June has been a busy month at the federal courthouse with top county and city officials ousted and under indictment. News 4 Investigates is working to get copies of federal subpoenas which may spell out what other litigation could be on the way. There is precedence for them to be released in the past.

Back in 2019, then St-Louis County Council Chair Sam Page openly discussed federal subpoenas related to the federal investigation that ultimately took down then-County Executive Steve Stenger.

“We have been demanding accountability and transparency,” Page said back then.

News 4 obtained copies of correspondence in 2019. But fast-forward to now and it’s a different tune. Now County Executive Page’s administration won’t provide the subpoenas related to one of his appointees at a position at the jail: Tony Weaver, who was indicted on public corruption charges.

“Why Sam, what are you hiding?” said Jane Dueker.

Jane Dueker is running against Page in the upcoming August primary. Wednesday, she provided documentation to reporters that she says proves page knew about complaints regarding Weaver, long before his indictment earlier this month. He’s accused of coordinating a kickback scheme on COVID funds.

The subpoenas Dueker said would reveal if the feds are eyeing anyone else.

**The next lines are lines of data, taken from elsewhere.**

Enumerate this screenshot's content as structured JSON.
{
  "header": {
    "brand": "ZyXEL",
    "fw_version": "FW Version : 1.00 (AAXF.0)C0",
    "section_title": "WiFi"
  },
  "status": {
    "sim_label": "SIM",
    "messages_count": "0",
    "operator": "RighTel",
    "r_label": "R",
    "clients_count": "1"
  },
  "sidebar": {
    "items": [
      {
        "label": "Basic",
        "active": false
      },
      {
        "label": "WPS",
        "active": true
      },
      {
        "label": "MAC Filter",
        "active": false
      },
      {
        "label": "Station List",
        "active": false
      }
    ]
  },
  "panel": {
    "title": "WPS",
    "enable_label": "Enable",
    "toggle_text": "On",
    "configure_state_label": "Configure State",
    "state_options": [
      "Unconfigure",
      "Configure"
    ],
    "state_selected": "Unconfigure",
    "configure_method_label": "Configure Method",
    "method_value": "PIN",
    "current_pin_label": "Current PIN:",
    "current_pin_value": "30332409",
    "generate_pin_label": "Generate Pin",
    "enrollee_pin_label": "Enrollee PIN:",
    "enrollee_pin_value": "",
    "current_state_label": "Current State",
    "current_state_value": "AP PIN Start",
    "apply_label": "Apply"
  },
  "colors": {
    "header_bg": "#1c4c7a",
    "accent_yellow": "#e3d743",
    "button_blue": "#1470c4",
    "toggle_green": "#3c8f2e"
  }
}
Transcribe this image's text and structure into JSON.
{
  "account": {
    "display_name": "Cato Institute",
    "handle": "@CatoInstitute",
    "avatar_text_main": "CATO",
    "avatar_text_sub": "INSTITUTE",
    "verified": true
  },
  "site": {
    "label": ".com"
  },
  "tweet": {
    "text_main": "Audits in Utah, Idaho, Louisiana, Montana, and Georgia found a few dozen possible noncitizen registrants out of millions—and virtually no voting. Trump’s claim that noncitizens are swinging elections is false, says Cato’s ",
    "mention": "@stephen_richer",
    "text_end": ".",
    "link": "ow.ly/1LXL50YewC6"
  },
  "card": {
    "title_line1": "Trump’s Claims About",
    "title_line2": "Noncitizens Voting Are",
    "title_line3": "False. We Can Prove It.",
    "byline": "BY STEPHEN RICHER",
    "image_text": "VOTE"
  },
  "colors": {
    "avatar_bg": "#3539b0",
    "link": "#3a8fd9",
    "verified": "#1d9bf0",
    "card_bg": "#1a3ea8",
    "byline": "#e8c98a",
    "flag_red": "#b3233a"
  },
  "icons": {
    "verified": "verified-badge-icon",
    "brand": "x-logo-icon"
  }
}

“He can release it, he has the power, he’s refusing because it’s very damning.”

In fact, shortly after the indictments of St. Louis Board President Lewis Reed and Aldermen Jeffrey Boyd and John Collins-Muhammad the city provided the federal subpoenas through a simple Sunshine Law request.

The county has declined to do the same, saying the records are closed.

Tony Weaver had power in the jail because Page gave it to him and he enabled it and encouraged him. they were aware and let him stay there.

When asked Wednesday, Page said he was not aware of any unusual behavior with Weaver until the indictment—when Weaver was canned.

“I acted within an hour of getting the information, I think that’s pretty prompt,” Page said.

He said Dueker and others’ claims are political even, in a letter to the feds, lobbing his own accusations about Dueker’s dealings.

“This is a season where we are going to hear a lot of accusations, hourly or daily until election day,” Page said.

Instead, he said, he wanted to focus on other business.

“Whenever there is something we can do better, we will do it better, but while I have you here, I think we need to get the word out about the heat wave, because people will die if we don’t get the word out,” said Page.

Attorneys for News 4 have written a letter questioning why we have received subpoenas in some circumstances, but not in others.

Of course, we’re keeping a close eye on the courthouse for any developments.